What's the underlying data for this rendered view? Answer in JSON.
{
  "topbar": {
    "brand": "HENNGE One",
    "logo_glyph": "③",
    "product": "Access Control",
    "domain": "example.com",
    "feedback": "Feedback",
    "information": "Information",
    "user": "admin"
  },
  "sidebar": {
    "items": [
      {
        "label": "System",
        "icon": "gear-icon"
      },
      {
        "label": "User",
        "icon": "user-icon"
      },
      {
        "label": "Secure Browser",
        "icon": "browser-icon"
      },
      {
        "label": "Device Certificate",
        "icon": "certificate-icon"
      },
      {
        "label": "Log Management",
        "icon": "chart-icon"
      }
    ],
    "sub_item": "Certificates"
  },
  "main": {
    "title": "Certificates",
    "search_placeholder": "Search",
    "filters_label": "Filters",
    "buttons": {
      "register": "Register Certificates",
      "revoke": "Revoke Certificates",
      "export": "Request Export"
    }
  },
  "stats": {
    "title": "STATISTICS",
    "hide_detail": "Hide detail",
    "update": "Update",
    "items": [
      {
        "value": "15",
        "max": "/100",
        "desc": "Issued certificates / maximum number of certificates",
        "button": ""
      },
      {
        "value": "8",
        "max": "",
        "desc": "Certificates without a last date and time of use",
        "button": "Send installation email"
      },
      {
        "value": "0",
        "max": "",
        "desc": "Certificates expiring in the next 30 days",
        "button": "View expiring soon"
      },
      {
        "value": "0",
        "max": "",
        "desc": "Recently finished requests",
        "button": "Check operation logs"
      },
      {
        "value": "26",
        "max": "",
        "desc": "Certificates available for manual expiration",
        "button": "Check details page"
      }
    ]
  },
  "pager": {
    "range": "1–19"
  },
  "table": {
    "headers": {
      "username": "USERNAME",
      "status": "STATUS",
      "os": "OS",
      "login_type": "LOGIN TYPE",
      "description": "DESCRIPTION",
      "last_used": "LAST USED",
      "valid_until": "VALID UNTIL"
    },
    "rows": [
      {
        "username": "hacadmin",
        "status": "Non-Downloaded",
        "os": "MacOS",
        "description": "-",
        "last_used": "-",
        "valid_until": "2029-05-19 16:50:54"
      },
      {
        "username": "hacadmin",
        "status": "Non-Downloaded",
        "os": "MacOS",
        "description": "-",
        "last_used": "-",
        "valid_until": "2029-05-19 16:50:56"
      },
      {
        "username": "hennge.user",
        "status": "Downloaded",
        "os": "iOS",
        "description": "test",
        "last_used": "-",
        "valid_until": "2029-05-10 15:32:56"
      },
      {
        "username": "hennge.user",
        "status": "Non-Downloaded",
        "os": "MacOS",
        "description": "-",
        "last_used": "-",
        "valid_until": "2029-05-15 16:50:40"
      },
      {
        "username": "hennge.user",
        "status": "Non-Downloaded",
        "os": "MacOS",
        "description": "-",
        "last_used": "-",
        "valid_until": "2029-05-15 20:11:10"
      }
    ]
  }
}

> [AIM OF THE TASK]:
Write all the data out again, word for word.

> [ANSWER BOX]:
What's the underlying data for this rendered view? Answer in JSON.
{
  "topbar": {
    "brand": "HENNGE One",
    "logo_glyph": "③",
    "product": "Access Control",
    "domain": "example.com",
    "feedback": "Feedback",
    "information": "Information",
    "user": "admin"
  },
  "sidebar": {
    "items": [
      {
        "label": "System",
        "icon": "gear-icon"
      },
      {
        "label": "User",
        "icon": "user-icon"
      },
      {
        "label": "Secure Browser",
        "icon": "browser-icon"
      },
      {
        "label": "Device Certificate",
        "icon": "certificate-icon"
      },
      {
        "label": "Log Management",
        "icon": "chart-icon"
      }
    ],
    "sub_item": "Certificates"
  },
  "main": {
    "title": "Certificates",
    "search_placeholder": "Search",
    "filters_label": "Filters",
    "buttons": {
      "register": "Register Certificates",
      "revoke": "Revoke Certificates",
      "export": "Request Export"
    }
  },
  "stats": {
    "title": "STATISTICS",
    "hide_detail": "Hide detail",
    "update": "Update",
    "items": [
      {
        "value": "15",
        "max": "/100",
        "desc": "Issued certificates / maximum number of certificates",
        "button": ""
      },
      {
        "value": "8",
        "max": "",
        "desc": "Certificates without a last date and time of use",
        "button": "Send installation email"
      },
      {
        "value": "0",
        "max": "",
        "desc": "Certificates expiring in the next 30 days",
        "button": "View expiring soon"
      },
      {
        "value": "0",
        "max": "",
        "desc": "Recently finished requests",
        "button": "Check operation logs"
      },
      {
        "value": "26",
        "max": "",
        "desc": "Certificates available for manual expiration",
        "button": "Check details page"
      }
    ]
  },
  "pager": {
    "range": "1–19"
  },
  "table": {
    "headers": {
      "username": "USERNAME",
      "status": "STATUS",
      "os": "OS",
      "login_type": "LOGIN TYPE",
      "description": "DESCRIPTION",
      "last_used": "LAST USED",
      "valid_until": "VALID UNTIL"
    },
    "rows": [
      {
        "username": "hacadmin",
        "status": "Non-Downloaded",
        "os": "MacOS",
        "description": "-",
        "last_used": "-",
        "valid_until": "2029-05-19 16:50:54"
      },
      {
        "username": "hacadmin",
        "status": "Non-Downloaded",
        "os": "MacOS",
        "description": "-",
        "last_used": "-",
        "valid_until": "2029-05-19 16:50:56"
      },
      {
        "username": "hennge.user",
        "status": "Downloaded",
        "os": "iOS",
        "description": "test",
        "last_used": "-",
        "valid_until": "2029-05-10 15:32:56"
      },
      {
        "username": "hennge.user",
        "status": "Non-Downloaded",
        "os": "MacOS",
        "description": "-",
        "last_used": "-",
        "valid_until": "2029-05-15 16:50:40"
      },
      {
        "username": "hennge.user",
        "status": "Non-Downloaded",
        "os": "MacOS",
        "description": "-",
        "last_used": "-",
        "valid_until": "2029-05-15 20:11:10"
      }
    ]
  }
}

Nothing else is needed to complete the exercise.